Excerpted data START

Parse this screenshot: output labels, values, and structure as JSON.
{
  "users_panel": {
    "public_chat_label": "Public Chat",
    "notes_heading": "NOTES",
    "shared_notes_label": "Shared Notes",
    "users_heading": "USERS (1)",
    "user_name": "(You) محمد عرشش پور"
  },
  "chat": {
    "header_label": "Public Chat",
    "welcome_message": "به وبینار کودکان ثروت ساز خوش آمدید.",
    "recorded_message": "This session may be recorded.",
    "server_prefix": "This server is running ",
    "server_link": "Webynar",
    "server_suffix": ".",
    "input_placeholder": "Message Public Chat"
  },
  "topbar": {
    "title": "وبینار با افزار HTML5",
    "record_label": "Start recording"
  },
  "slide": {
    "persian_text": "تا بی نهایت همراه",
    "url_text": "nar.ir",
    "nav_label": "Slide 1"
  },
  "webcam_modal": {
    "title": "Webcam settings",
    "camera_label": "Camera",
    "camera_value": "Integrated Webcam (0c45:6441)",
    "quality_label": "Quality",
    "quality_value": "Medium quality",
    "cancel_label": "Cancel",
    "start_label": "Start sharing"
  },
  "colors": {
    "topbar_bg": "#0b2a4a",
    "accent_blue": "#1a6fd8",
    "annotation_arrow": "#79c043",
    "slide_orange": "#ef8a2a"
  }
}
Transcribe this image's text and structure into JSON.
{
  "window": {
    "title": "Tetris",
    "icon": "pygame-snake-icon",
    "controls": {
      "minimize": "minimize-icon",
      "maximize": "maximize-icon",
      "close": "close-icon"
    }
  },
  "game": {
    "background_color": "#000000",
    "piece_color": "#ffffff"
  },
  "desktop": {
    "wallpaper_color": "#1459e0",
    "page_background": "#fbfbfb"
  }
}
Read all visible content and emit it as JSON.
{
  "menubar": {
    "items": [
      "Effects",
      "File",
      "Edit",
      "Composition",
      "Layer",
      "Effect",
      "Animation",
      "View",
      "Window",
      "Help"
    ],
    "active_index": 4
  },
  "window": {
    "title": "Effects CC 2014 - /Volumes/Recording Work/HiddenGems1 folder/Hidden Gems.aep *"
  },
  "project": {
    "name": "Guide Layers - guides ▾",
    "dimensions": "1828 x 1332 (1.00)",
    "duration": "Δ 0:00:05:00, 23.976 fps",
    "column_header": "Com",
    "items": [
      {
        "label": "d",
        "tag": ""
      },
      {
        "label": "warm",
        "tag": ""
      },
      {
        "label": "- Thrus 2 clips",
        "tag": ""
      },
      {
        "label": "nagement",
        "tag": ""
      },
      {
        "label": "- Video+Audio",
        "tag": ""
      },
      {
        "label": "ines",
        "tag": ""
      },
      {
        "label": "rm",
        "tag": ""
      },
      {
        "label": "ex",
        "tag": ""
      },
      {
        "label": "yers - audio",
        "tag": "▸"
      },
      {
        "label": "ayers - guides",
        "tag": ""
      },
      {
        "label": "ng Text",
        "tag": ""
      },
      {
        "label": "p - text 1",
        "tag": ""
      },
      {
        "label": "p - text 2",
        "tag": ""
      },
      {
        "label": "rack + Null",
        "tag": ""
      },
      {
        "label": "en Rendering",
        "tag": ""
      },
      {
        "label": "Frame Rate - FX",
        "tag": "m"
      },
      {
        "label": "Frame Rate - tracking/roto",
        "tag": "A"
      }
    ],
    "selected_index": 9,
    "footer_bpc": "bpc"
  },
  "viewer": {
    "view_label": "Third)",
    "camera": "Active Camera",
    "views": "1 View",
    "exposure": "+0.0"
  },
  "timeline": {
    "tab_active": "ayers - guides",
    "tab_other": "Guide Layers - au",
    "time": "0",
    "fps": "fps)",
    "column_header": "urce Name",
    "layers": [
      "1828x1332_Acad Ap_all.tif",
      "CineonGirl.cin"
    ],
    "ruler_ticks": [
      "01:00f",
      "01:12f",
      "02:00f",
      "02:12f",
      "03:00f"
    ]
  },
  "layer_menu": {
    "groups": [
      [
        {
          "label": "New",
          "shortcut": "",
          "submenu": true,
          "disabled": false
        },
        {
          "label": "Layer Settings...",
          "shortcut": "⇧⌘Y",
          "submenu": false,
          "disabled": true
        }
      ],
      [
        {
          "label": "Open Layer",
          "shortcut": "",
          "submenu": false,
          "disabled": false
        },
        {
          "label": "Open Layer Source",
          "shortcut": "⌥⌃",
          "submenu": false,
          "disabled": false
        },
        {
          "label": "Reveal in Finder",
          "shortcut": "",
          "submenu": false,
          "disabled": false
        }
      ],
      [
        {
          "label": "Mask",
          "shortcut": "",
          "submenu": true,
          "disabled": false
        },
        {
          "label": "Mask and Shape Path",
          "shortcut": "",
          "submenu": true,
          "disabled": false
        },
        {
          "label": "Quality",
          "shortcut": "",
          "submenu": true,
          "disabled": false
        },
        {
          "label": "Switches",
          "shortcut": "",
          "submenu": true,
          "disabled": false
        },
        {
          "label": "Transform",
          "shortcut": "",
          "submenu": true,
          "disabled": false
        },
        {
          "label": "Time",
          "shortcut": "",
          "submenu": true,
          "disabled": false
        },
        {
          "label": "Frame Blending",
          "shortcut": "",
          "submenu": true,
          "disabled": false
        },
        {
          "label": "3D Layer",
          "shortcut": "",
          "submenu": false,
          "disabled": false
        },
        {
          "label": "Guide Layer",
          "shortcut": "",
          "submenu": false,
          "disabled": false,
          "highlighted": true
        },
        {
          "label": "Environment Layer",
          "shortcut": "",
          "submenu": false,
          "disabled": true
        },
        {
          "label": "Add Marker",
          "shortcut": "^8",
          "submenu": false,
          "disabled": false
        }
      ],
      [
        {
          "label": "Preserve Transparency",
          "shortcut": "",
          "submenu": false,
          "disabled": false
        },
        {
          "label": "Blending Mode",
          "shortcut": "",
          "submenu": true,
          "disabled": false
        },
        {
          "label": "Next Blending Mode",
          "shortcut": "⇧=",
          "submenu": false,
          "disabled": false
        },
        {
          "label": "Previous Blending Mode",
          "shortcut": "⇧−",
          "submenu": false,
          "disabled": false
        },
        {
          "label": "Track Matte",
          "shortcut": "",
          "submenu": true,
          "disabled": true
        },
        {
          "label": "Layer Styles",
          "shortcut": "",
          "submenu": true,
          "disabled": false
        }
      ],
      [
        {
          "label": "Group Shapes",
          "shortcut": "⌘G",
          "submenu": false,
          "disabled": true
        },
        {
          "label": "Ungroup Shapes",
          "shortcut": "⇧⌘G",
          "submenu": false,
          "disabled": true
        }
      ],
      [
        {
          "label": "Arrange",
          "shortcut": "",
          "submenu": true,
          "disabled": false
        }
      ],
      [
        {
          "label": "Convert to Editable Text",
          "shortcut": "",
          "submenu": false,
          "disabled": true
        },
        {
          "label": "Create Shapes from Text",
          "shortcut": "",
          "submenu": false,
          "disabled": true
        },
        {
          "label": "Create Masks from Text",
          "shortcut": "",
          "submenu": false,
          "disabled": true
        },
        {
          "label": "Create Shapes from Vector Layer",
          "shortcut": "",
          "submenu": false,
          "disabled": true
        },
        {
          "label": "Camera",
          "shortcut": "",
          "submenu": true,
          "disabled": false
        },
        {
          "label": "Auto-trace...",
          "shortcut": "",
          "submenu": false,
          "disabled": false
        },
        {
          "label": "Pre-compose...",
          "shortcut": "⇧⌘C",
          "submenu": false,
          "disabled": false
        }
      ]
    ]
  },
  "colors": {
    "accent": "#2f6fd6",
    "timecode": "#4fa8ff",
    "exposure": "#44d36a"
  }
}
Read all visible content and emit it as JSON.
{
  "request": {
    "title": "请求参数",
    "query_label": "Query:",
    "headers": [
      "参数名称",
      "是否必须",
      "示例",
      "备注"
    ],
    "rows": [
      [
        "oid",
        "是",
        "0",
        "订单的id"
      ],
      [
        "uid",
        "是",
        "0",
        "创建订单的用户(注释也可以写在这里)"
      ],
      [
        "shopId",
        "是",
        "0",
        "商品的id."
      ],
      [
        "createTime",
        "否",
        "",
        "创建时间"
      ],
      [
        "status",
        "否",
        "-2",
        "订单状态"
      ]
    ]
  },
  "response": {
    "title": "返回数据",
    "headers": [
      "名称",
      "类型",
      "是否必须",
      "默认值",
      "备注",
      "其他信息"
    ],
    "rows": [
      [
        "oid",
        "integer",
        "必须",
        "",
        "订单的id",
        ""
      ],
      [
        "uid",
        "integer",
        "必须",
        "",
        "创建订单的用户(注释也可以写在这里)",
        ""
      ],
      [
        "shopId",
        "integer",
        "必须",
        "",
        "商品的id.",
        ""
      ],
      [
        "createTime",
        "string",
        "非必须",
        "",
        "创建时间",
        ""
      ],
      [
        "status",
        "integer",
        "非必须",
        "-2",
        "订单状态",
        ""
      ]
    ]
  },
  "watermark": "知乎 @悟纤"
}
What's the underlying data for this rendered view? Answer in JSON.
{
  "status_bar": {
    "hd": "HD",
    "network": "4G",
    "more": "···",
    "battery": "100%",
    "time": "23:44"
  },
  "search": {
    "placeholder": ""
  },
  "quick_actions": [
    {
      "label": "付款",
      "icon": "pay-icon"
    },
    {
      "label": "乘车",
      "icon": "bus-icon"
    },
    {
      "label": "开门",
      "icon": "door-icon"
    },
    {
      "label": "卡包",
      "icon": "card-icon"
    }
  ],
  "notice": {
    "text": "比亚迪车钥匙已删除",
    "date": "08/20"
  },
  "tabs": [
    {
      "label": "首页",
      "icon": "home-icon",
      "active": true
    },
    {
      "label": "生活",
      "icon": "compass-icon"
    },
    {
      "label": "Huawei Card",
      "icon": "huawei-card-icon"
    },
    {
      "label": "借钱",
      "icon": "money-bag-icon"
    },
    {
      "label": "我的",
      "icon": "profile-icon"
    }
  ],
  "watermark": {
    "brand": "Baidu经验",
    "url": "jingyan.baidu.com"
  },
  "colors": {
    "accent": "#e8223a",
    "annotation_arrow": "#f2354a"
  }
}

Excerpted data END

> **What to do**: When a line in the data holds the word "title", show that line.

> **Answer section**:
    "title": "وبینار با افزار HTML5",
    "title": "Webcam settings",
    "title": "Tetris",
    "title": "Effects CC 2014 - /Volumes/Recording Work/HiddenGems1 folder/Hidden Gems.aep *"
    "title": "请求参数",
    "title": "返回数据",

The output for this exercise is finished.